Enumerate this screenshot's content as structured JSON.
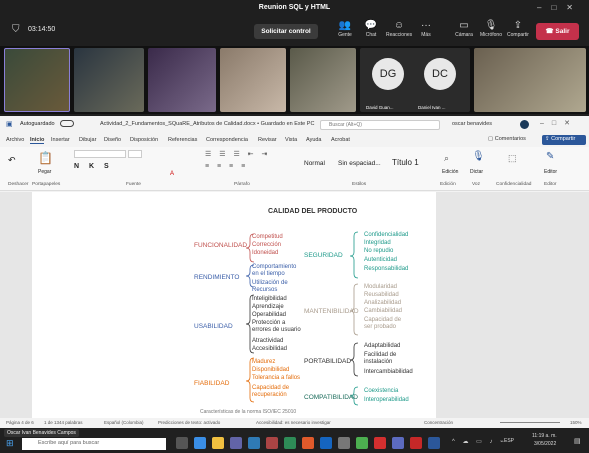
{
  "meeting": {
    "title": "Reunion SQL y HTML",
    "timer": "03:14:50",
    "control_label": "Solicitar control",
    "leave_label": "Salir",
    "toolbar": [
      {
        "label": "Gente",
        "icon": "people-icon"
      },
      {
        "label": "Chat",
        "icon": "chat-icon"
      },
      {
        "label": "Reacciones",
        "icon": "reactions-icon"
      },
      {
        "label": "Más",
        "icon": "more-icon"
      },
      {
        "label": "Cámara",
        "icon": "camera-icon"
      },
      {
        "label": "Micrófono",
        "icon": "mic-icon"
      },
      {
        "label": "Compartir",
        "icon": "share-icon"
      }
    ]
  },
  "participants": [
    {
      "initials": "DG",
      "name": "David Guan..."
    },
    {
      "initials": "DC",
      "name": "Daniel Ivan ..."
    }
  ],
  "word": {
    "autosave_label": "Autoguardado",
    "doc_title": "Actividad_2_Fundamentos_SQuaRE_Atributos de Calidad.docx • Guardado en Este PC",
    "search_placeholder": "Buscar (Alt+Q)",
    "user": "oscar benavides",
    "comments_label": "Comentarios",
    "share_label": "Compartir",
    "menu": [
      "Archivo",
      "Inicio",
      "Insertar",
      "Dibujar",
      "Diseño",
      "Disposición",
      "Referencias",
      "Correspondencia",
      "Revisar",
      "Vista",
      "Ayuda",
      "Acrobat"
    ],
    "groups": [
      "Deshacer",
      "Portapapeles",
      "Fuente",
      "Párrafo",
      "Estilos",
      "Edición",
      "Voz",
      "Confidencialidad",
      "Editor"
    ],
    "styles": [
      "Normal",
      "Sin espaciad...",
      "Título 1"
    ],
    "paste_label": "Pegar",
    "edit_label": "Edición",
    "dictate_label": "Dictar",
    "editor_label": "Editor"
  },
  "diagram": {
    "title": "CALIDAD DEL PRODUCTO",
    "funcionalidad": {
      "label": "FUNCIONALIDAD",
      "items": [
        "Competitud",
        "Corrección",
        "Idoneidad"
      ]
    },
    "rendimiento": {
      "label": "RENDIMIENTO",
      "items": [
        "Comportamiento en el tiempo",
        "Utilización de Recursos"
      ]
    },
    "usabilidad": {
      "label": "USABILIDAD",
      "items": [
        "Inteligibilidad",
        "Aprendizaje",
        "Operabilidad",
        "Protección a errores de usuario",
        "Atractividad",
        "Accesibilidad"
      ]
    },
    "fiabilidad": {
      "label": "FIABILIDAD",
      "items": [
        "Madurez",
        "Disponibilidad",
        "Tolerancia a fallos",
        "Capacidad de recuperación"
      ]
    },
    "seguridad": {
      "label": "SEGURIDAD",
      "items": [
        "Confidencialidad",
        "Integridad",
        "No repudio",
        "Autenticidad",
        "Responsabilidad"
      ]
    },
    "mantenibilidad": {
      "label": "MANTENIBILIDAD",
      "items": [
        "Modularidad",
        "Reusabilidad",
        "Analizabilidad",
        "Cambiabilidad",
        "Capacidad de ser probado"
      ]
    },
    "portabilidad": {
      "label": "PORTABILIDAD",
      "items": [
        "Adaptabilidad",
        "Facilidad de instalación",
        "Intercambiabilidad"
      ]
    },
    "compatibilidad": {
      "label": "COMPATIBILIDAD",
      "items": [
        "Coexistencia",
        "Interoperabilidad"
      ]
    },
    "caption": "Características de la norma ISO/IEC 25010"
  },
  "status": {
    "page": "Página 4 de 6",
    "words": "1 de 1344 palabras",
    "lang": "Español (Colombia)",
    "predict": "Predicciones de texto: activado",
    "access": "Accesibilidad: es necesario investigar",
    "focus": "Concentración",
    "zoom": "150%"
  },
  "taskbar": {
    "search_placeholder": "Escribe aquí para buscar",
    "presenter": "Oscar Ivan Benavides Campos",
    "time": "11:19 a. m.",
    "date": "3/05/2022",
    "lang": "ESP"
  }
}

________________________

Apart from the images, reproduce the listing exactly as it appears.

Enumerate this screenshot's content as structured JSON.
{
  "meeting": {
    "title": "Reunion SQL y HTML",
    "timer": "03:14:50",
    "control_label": "Solicitar control",
    "leave_label": "Salir",
    "toolbar": [
      {
        "label": "Gente",
        "icon": "people-icon"
      },
      {
        "label": "Chat",
        "icon": "chat-icon"
      },
      {
        "label": "Reacciones",
        "icon": "reactions-icon"
      },
      {
        "label": "Más",
        "icon": "more-icon"
      },
      {
        "label": "Cámara",
        "icon": "camera-icon"
      },
      {
        "label": "Micrófono",
        "icon": "mic-icon"
      },
      {
        "label": "Compartir",
        "icon": "share-icon"
      }
    ]
  },
  "participants": [
    {
      "initials": "DG",
      "name": "David Guan..."
    },
    {
      "initials": "DC",
      "name": "Daniel Ivan ..."
    }
  ],
  "word": {
    "autosave_label": "Autoguardado",
    "doc_title": "Actividad_2_Fundamentos_SQuaRE_Atributos de Calidad.docx • Guardado en Este PC",
    "search_placeholder": "Buscar (Alt+Q)",
    "user": "oscar benavides",
    "comments_label": "Comentarios",
    "share_label": "Compartir",
    "menu": [
      "Archivo",
      "Inicio",
      "Insertar",
      "Dibujar",
      "Diseño",
      "Disposición",
      "Referencias",
      "Correspondencia",
      "Revisar",
      "Vista",
      "Ayuda",
      "Acrobat"
    ],
    "groups": [
      "Deshacer",
      "Portapapeles",
      "Fuente",
      "Párrafo",
      "Estilos",
      "Edición",
      "Voz",
      "Confidencialidad",
      "Editor"
    ],
    "styles": [
      "Normal",
      "Sin espaciad...",
      "Título 1"
    ],
    "paste_label": "Pegar",
    "edit_label": "Edición",
    "dictate_label": "Dictar",
    "editor_label": "Editor"
  },
  "diagram": {
    "title": "CALIDAD DEL PRODUCTO",
    "funcionalidad": {
      "label": "FUNCIONALIDAD",
      "items": [
        "Competitud",
        "Corrección",
        "Idoneidad"
      ]
    },
    "rendimiento": {
      "label": "RENDIMIENTO",
      "items": [
        "Comportamiento en el tiempo",
        "Utilización de Recursos"
      ]
    },
    "usabilidad": {
      "label": "USABILIDAD",
      "items": [
        "Inteligibilidad",
        "Aprendizaje",
        "Operabilidad",
        "Protección a errores de usuario",
        "Atractividad",
        "Accesibilidad"
      ]
    },
    "fiabilidad": {
      "label": "FIABILIDAD",
      "items": [
        "Madurez",
        "Disponibilidad",
        "Tolerancia a fallos",
        "Capacidad de recuperación"
      ]
    },
    "seguridad": {
      "label": "SEGURIDAD",
      "items": [
        "Confidencialidad",
        "Integridad",
        "No repudio",
        "Autenticidad",
        "Responsabilidad"
      ]
    },
    "mantenibilidad": {
      "label": "MANTENIBILIDAD",
      "items": [
        "Modularidad",
        "Reusabilidad",
        "Analizabilidad",
        "Cambiabilidad",
        "Capacidad de ser probado"
      ]
    },
    "portabilidad": {
      "label": "PORTABILIDAD",
      "items": [
        "Adaptabilidad",
        "Facilidad de instalación",
        "Intercambiabilidad"
      ]
    },
    "compatibilidad": {
      "label": "COMPATIBILIDAD",
      "items": [
        "Coexistencia",
        "Interoperabilidad"
      ]
    },
    "caption": "Características de la norma ISO/IEC 25010"
  },
  "status": {
    "page": "Página 4 de 6",
    "words": "1 de 1344 palabras",
    "lang": "Español (Colombia)",
    "predict": "Predicciones de texto: activado",
    "access": "Accesibilidad: es necesario investigar",
    "focus": "Concentración",
    "zoom": "150%"
  },
  "taskbar": {
    "search_placeholder": "Escribe aquí para buscar",
    "presenter": "Oscar Ivan Benavides Campos",
    "time": "11:19 a. m.",
    "date": "3/05/2022",
    "lang": "ESP"
  }
}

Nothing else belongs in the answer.